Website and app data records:

* * * * * * * * *

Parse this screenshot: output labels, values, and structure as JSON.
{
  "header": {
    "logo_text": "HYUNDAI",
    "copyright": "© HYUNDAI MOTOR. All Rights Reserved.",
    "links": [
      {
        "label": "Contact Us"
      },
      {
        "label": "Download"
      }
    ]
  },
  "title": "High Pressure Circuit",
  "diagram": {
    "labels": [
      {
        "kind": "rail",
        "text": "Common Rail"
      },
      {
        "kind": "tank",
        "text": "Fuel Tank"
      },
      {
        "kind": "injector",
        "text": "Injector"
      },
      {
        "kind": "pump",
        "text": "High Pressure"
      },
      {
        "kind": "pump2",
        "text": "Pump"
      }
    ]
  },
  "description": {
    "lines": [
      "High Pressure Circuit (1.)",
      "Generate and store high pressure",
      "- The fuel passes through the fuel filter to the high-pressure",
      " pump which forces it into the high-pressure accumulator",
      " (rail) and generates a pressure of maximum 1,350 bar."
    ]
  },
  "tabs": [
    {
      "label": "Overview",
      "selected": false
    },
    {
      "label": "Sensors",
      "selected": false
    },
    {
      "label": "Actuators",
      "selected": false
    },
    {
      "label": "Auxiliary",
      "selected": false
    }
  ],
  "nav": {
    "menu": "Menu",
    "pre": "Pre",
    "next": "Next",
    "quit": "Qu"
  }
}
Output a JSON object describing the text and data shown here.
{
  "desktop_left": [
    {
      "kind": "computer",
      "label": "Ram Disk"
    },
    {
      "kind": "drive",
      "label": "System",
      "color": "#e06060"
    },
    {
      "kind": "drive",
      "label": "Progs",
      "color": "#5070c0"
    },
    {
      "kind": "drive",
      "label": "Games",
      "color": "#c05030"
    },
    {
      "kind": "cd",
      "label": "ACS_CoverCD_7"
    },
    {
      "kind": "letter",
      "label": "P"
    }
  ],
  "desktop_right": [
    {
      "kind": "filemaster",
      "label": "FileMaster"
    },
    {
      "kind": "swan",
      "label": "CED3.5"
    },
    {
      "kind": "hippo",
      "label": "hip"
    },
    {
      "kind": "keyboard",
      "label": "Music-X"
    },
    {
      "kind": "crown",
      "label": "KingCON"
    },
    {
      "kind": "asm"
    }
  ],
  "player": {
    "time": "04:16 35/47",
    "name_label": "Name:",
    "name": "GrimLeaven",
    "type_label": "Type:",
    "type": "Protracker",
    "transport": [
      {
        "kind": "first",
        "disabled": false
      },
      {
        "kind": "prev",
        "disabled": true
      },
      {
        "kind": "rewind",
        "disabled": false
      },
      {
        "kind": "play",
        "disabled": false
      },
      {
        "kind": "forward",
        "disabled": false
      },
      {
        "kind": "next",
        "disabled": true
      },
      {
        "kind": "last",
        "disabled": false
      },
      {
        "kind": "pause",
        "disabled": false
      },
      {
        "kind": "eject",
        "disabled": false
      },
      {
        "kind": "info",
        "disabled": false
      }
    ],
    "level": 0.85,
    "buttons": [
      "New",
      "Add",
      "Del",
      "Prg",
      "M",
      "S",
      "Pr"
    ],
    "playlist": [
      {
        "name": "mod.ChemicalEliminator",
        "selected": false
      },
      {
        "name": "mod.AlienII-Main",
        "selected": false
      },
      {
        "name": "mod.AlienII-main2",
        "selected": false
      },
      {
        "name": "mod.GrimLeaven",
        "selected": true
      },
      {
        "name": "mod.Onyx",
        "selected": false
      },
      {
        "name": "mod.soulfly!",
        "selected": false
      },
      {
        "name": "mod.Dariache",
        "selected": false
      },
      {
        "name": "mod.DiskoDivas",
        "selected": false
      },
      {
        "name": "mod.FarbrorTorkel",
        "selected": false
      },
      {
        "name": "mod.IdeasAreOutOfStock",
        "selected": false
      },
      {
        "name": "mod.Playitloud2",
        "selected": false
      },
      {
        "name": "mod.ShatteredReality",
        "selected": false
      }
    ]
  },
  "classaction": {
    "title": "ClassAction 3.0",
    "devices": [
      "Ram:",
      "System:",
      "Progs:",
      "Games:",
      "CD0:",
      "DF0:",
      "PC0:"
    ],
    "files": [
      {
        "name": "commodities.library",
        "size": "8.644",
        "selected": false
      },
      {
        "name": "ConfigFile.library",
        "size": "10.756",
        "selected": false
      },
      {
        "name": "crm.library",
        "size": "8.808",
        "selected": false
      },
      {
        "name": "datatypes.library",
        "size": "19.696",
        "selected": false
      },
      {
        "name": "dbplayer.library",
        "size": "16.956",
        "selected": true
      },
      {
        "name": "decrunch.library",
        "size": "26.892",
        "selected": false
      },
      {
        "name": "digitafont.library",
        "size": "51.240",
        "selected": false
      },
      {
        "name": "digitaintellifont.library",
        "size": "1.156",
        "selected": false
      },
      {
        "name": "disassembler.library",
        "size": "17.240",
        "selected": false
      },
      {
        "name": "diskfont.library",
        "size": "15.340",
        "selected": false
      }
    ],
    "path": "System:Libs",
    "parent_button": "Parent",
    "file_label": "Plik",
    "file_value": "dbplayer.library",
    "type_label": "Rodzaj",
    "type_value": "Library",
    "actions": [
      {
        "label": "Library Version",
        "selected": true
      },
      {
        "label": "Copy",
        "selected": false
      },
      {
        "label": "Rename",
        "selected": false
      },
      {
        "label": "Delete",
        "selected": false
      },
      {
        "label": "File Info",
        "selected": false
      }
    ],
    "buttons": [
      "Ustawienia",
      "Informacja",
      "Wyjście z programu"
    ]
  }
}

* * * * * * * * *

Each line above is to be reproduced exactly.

Parse this screenshot: output labels, values, and structure as JSON.
{
  "header": {
    "logo_text": "HYUNDAI",
    "copyright": "© HYUNDAI MOTOR. All Rights Reserved.",
    "links": [
      {
        "label": "Contact Us"
      },
      {
        "label": "Download"
      }
    ]
  },
  "title": "High Pressure Circuit",
  "diagram": {
    "labels": [
      {
        "kind": "rail",
        "text": "Common Rail"
      },
      {
        "kind": "tank",
        "text": "Fuel Tank"
      },
      {
        "kind": "injector",
        "text": "Injector"
      },
      {
        "kind": "pump",
        "text": "High Pressure"
      },
      {
        "kind": "pump2",
        "text": "Pump"
      }
    ]
  },
  "description": {
    "lines": [
      "High Pressure Circuit (1.)",
      "Generate and store high pressure",
      "- The fuel passes through the fuel filter to the high-pressure",
      " pump which forces it into the high-pressure accumulator",
      " (rail) and generates a pressure of maximum 1,350 bar."
    ]
  },
  "tabs": [
    {
      "label": "Overview",
      "selected": false
    },
    {
      "label": "Sensors",
      "selected": false
    },
    {
      "label": "Actuators",
      "selected": false
    },
    {
      "label": "Auxiliary",
      "selected": false
    }
  ],
  "nav": {
    "menu": "Menu",
    "pre": "Pre",
    "next": "Next",
    "quit": "Qu"
  }
}
Output a JSON object describing the text and data shown here.
{
  "desktop_left": [
    {
      "kind": "computer",
      "label": "Ram Disk"
    },
    {
      "kind": "drive",
      "label": "System",
      "color": "#e06060"
    },
    {
      "kind": "drive",
      "label": "Progs",
      "color": "#5070c0"
    },
    {
      "kind": "drive",
      "label": "Games",
      "color": "#c05030"
    },
    {
      "kind": "cd",
      "label": "ACS_CoverCD_7"
    },
    {
      "kind": "letter",
      "label": "P"
    }
  ],
  "desktop_right": [
    {
      "kind": "filemaster",
      "label": "FileMaster"
    },
    {
      "kind": "swan",
      "label": "CED3.5"
    },
    {
      "kind": "hippo",
      "label": "hip"
    },
    {
      "kind": "keyboard",
      "label": "Music-X"
    },
    {
      "kind": "crown",
      "label": "KingCON"
    },
    {
      "kind": "asm"
    }
  ],
  "player": {
    "time": "04:16 35/47",
    "name_label": "Name:",
    "name": "GrimLeaven",
    "type_label": "Type:",
    "type": "Protracker",
    "transport": [
      {
        "kind": "first",
        "disabled": false
      },
      {
        "kind": "prev",
        "disabled": true
      },
      {
        "kind": "rewind",
        "disabled": false
      },
      {
        "kind": "play",
        "disabled": false
      },
      {
        "kind": "forward",
        "disabled": false
      },
      {
        "kind": "next",
        "disabled": true
      },
      {
        "kind": "last",
        "disabled": false
      },
      {
        "kind": "pause",
        "disabled": false
      },
      {
        "kind": "eject",
        "disabled": false
      },
      {
        "kind": "info",
        "disabled": false
      }
    ],
    "level": 0.85,
    "buttons": [
      "New",
      "Add",
      "Del",
      "Prg",
      "M",
      "S",
      "Pr"
    ],
    "playlist": [
      {
        "name": "mod.ChemicalEliminator",
        "selected": false
      },
      {
        "name": "mod.AlienII-Main",
        "selected": false
      },
      {
        "name": "mod.AlienII-main2",
        "selected": false
      },
      {
        "name": "mod.GrimLeaven",
        "selected": true
      },
      {
        "name": "mod.Onyx",
        "selected": false
      },
      {
        "name": "mod.soulfly!",
        "selected": false
      },
      {
        "name": "mod.Dariache",
        "selected": false
      },
      {
        "name": "mod.DiskoDivas",
        "selected": false
      },
      {
        "name": "mod.FarbrorTorkel",
        "selected": false
      },
      {
        "name": "mod.IdeasAreOutOfStock",
        "selected": false
      },
      {
        "name": "mod.Playitloud2",
        "selected": false
      },
      {
        "name": "mod.ShatteredReality",
        "selected": false
      }
    ]
  },
  "classaction": {
    "title": "ClassAction 3.0",
    "devices": [
      "Ram:",
      "System:",
      "Progs:",
      "Games:",
      "CD0:",
      "DF0:",
      "PC0:"
    ],
    "files": [
      {
        "name": "commodities.library",
        "size": "8.644",
        "selected": false
      },
      {
        "name": "ConfigFile.library",
        "size": "10.756",
        "selected": false
      },
      {
        "name": "crm.library",
        "size": "8.808",
        "selected": false
      },
      {
        "name": "datatypes.library",
        "size": "19.696",
        "selected": false
      },
      {
        "name": "dbplayer.library",
        "size": "16.956",
        "selected": true
      },
      {
        "name": "decrunch.library",
        "size": "26.892",
        "selected": false
      },
      {
        "name": "digitafont.library",
        "size": "51.240",
        "selected": false
      },
      {
        "name": "digitaintellifont.library",
        "size": "1.156",
        "selected": false
      },
      {
        "name": "disassembler.library",
        "size": "17.240",
        "selected": false
      },
      {
        "name": "diskfont.library",
        "size": "15.340",
        "selected": false
      }
    ],
    "path": "System:Libs",
    "parent_button": "Parent",
    "file_label": "Plik",
    "file_value": "dbplayer.library",
    "type_label": "Rodzaj",
    "type_value": "Library",
    "actions": [
      {
        "label": "Library Version",
        "selected": true
      },
      {
        "label": "Copy",
        "selected": false
      },
      {
        "label": "Rename",
        "selected": false
      },
      {
        "label": "Delete",
        "selected": false
      },
      {
        "label": "File Info",
        "selected": false
      }
    ],
    "buttons": [
      "Ustawienia",
      "Informacja",
      "Wyjście z programu"
    ]
  }
}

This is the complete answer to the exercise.